While I knew where the notes were, and while I knew that I wanted to work through them, I did not feel strong enough to do so until about six months after John had died. Even then it was, to begin with, an extremely painful experience. I had not realised before just how evocative of personality handwriting can be. To begin with just reading the notes made me cry. Quite quickly, though, it became comforting, a way of feeling close to John while continuing with my work. Of course at times it was also a deeply frustrating experience. John’s handwriting was not easily legible at the best of times, and when he was scribbling down references on scraps of paper to remind himself of what he had found, it could become almost completely indecipherable. What made it worse was the abbreviations. John evidently had a whole catalogue of acronyms in his head that he regularly used, particularly for the titles of key sources. Some I worked out relatively quickly, but others, including A&O for Acts and Ordinances of the Interregnum flummoxed me for some time. On numerous occasions I sat and wept because I could not simply run downstairs to John’s study to ask him what a seemingly random series of letters meant. On the other hand when I finally worked out the meaning of a particular short-hand term, I felt a small rush of triumph as the cypher suddenly disclosed a whole raft of new information to follow up.

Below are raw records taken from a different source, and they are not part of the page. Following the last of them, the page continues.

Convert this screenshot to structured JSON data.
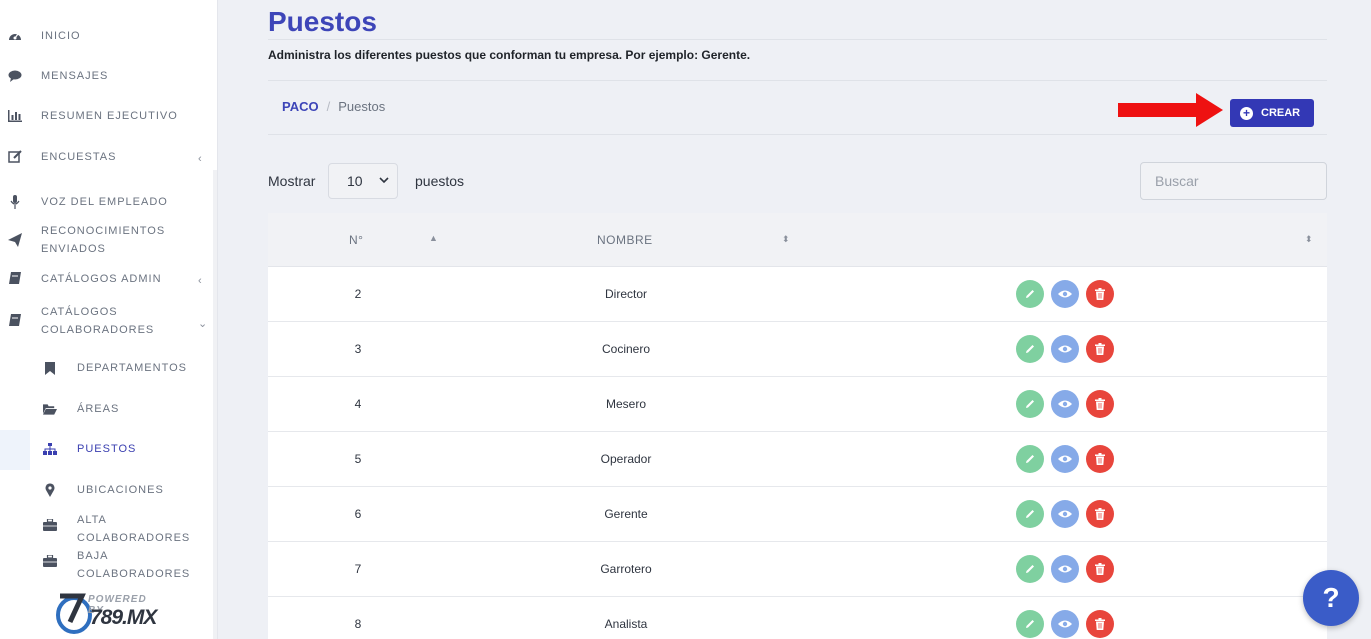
{
  "sidebar": {
    "items": [
      {
        "label": "INICIO",
        "icon": "dashboard-icon"
      },
      {
        "label": "MENSAJES",
        "icon": "chat-icon"
      },
      {
        "label": "RESUMEN EJECUTIVO",
        "icon": "bar-chart-icon"
      },
      {
        "label": "ENCUESTAS",
        "icon": "edit-icon",
        "expand": "‹"
      },
      {
        "label": "VOZ DEL EMPLEADO",
        "icon": "microphone-icon"
      },
      {
        "label": "RECONOCIMIENTOS",
        "label2": "ENVIADOS",
        "icon": "paper-plane-icon"
      },
      {
        "label": "CATÁLOGOS ADMIN",
        "icon": "book-icon",
        "expand": "‹"
      },
      {
        "label": "CATÁLOGOS",
        "label2": "COLABORADORES",
        "icon": "book-icon",
        "expand": "⌄"
      }
    ],
    "subitems": [
      {
        "label": "DEPARTAMENTOS",
        "icon": "bookmark-icon"
      },
      {
        "label": "ÁREAS",
        "icon": "folder-open-icon"
      },
      {
        "label": "PUESTOS",
        "icon": "sitemap-icon"
      },
      {
        "label": "UBICACIONES",
        "icon": "map-marker-icon"
      },
      {
        "label": "ALTA",
        "label2": "COLABORADORES",
        "icon": "briefcase-icon"
      },
      {
        "label": "BAJA",
        "label2": "COLABORADORES",
        "icon": "briefcase-icon"
      }
    ],
    "powered_top": "POWERED BY",
    "powered_main": "789.MX"
  },
  "header": {
    "title": "Puestos",
    "subtitle": "Administra los diferentes puestos que conforman tu empresa. Por ejemplo: Gerente."
  },
  "breadcrumb": {
    "home": "PACO",
    "separator": "/",
    "current": "Puestos"
  },
  "toolbar": {
    "create_label": "CREAR",
    "show_label": "Mostrar",
    "show_value": "10",
    "show_suffix": "puestos",
    "search_placeholder": "Buscar"
  },
  "table": {
    "headers": {
      "number": "N°",
      "name": "NOMBRE"
    },
    "rows": [
      {
        "num": "2",
        "name": "Director"
      },
      {
        "num": "3",
        "name": "Cocinero"
      },
      {
        "num": "4",
        "name": "Mesero"
      },
      {
        "num": "5",
        "name": "Operador"
      },
      {
        "num": "6",
        "name": "Gerente"
      },
      {
        "num": "7",
        "name": "Garrotero"
      },
      {
        "num": "8",
        "name": "Analista"
      }
    ]
  },
  "help_label": "?",
  "colors": {
    "accent": "#3d45b8",
    "edit": "#7fd0a0",
    "view": "#86aae8",
    "delete": "#e8453c",
    "arrow": "#ee1111"
  }
}
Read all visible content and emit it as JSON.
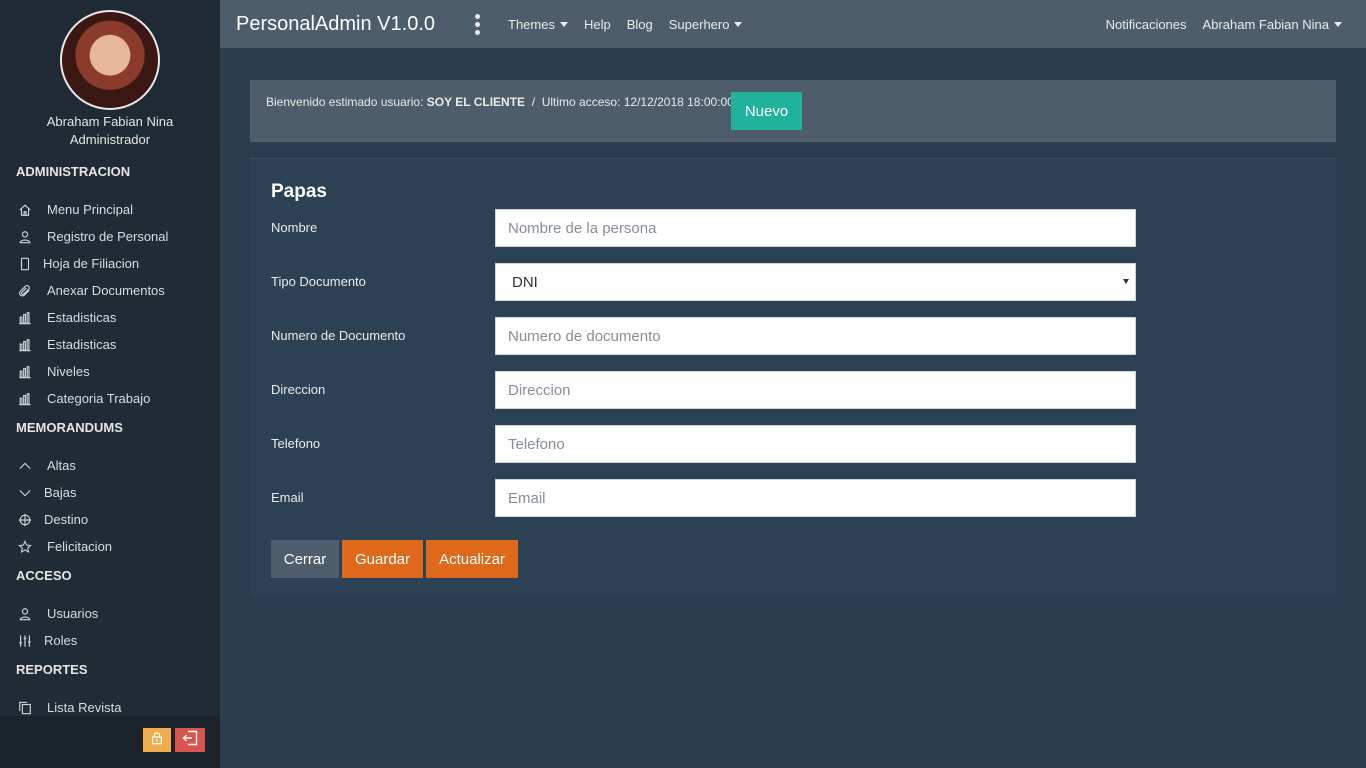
{
  "profile": {
    "name": "Abraham Fabian Nina",
    "role": "Administrador"
  },
  "sidebar": {
    "sections": [
      {
        "title": "ADMINISTRACION",
        "items": [
          {
            "label": "Menu Principal",
            "icon": "home-icon"
          },
          {
            "label": "Registro de Personal",
            "icon": "user-icon"
          },
          {
            "label": "Hoja de Filiacion",
            "icon": "document-icon"
          },
          {
            "label": "Anexar Documentos",
            "icon": "paperclip-icon"
          },
          {
            "label": "Estadisticas",
            "icon": "bar-chart-icon"
          },
          {
            "label": "Estadisticas",
            "icon": "bar-chart-icon"
          },
          {
            "label": "Niveles",
            "icon": "bar-chart-icon"
          },
          {
            "label": "Categoria Trabajo",
            "icon": "bar-chart-icon"
          }
        ]
      },
      {
        "title": "MEMORANDUMS",
        "items": [
          {
            "label": "Altas",
            "icon": "chevron-up-icon"
          },
          {
            "label": "Bajas",
            "icon": "chevron-down-icon"
          },
          {
            "label": "Destino",
            "icon": "crosshair-icon"
          },
          {
            "label": "Felicitacion",
            "icon": "star-icon"
          }
        ]
      },
      {
        "title": "ACCESO",
        "items": [
          {
            "label": "Usuarios",
            "icon": "user-icon"
          },
          {
            "label": "Roles",
            "icon": "sliders-icon"
          }
        ]
      },
      {
        "title": "REPORTES",
        "items": [
          {
            "label": "Lista Revista",
            "icon": "copy-icon"
          }
        ]
      }
    ]
  },
  "navbar": {
    "brand": "PersonalAdmin V1.0.0",
    "links": [
      {
        "label": "Themes",
        "dropdown": true
      },
      {
        "label": "Help",
        "dropdown": false
      },
      {
        "label": "Blog",
        "dropdown": false
      },
      {
        "label": "Superhero",
        "dropdown": true
      }
    ],
    "notifications": "Notificaciones",
    "user": "Abraham Fabian Nina"
  },
  "welcome": {
    "prefix": "Bienvenido estimado usuario:",
    "user": "SOY EL CLIENTE",
    "separator": "/",
    "last_access": "Ultimo acceso: 12/12/2018 18:00:00",
    "new_button": "Nuevo"
  },
  "form": {
    "title": "Papas",
    "fields": [
      {
        "label": "Nombre",
        "placeholder": "Nombre de la persona",
        "type": "text"
      },
      {
        "label": "Tipo Documento",
        "value": "DNI",
        "type": "select"
      },
      {
        "label": "Numero de Documento",
        "placeholder": "Numero de documento",
        "type": "text"
      },
      {
        "label": "Direccion",
        "placeholder": "Direccion",
        "type": "text"
      },
      {
        "label": "Telefono",
        "placeholder": "Telefono",
        "type": "text"
      },
      {
        "label": "Email",
        "placeholder": "Email",
        "type": "text"
      }
    ],
    "buttons": {
      "close": "Cerrar",
      "save": "Guardar",
      "update": "Actualizar"
    }
  },
  "colors": {
    "primary_bg": "#2b3e50",
    "navbar_bg": "#4e5d6c",
    "accent_orange": "#df691a",
    "accent_teal": "#20b29a",
    "warning": "#f0ad4e",
    "danger": "#d9534f"
  }
}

Plaque commemorating James Harrington in Upton Church, Northants. Photograph by John Gurney.

Plaque commemorating James Harrington in Upton Church, Northants. Photograph by John Gurney.

As I slowly worked through John’s notes I began to realise that they could act as a bridge in another way too. They provided me with a whole new way of seeing Harrington: one that challenges the conventional republican reading of him and reveals previously hidden aspects of his life and thought for investigation. This new vision of Harrington has also led me to new formats and modes of communication, not least as a reflection of Harrington’s own playful and experimental attitude towards genre and form. This blog is just one facet of my exploration of this new territory. I will use it to present elements of my new interpretation of Harrington (though this will be developed in full in the book on which I am currently working). It will also be a vehicle for reflecting on the range of sources that I’m using in my research: what can be gained from them; and some of the quirky information I’ve found in them. Finally, it will allow me to log this journey that John set up for me, but which I must travel alone.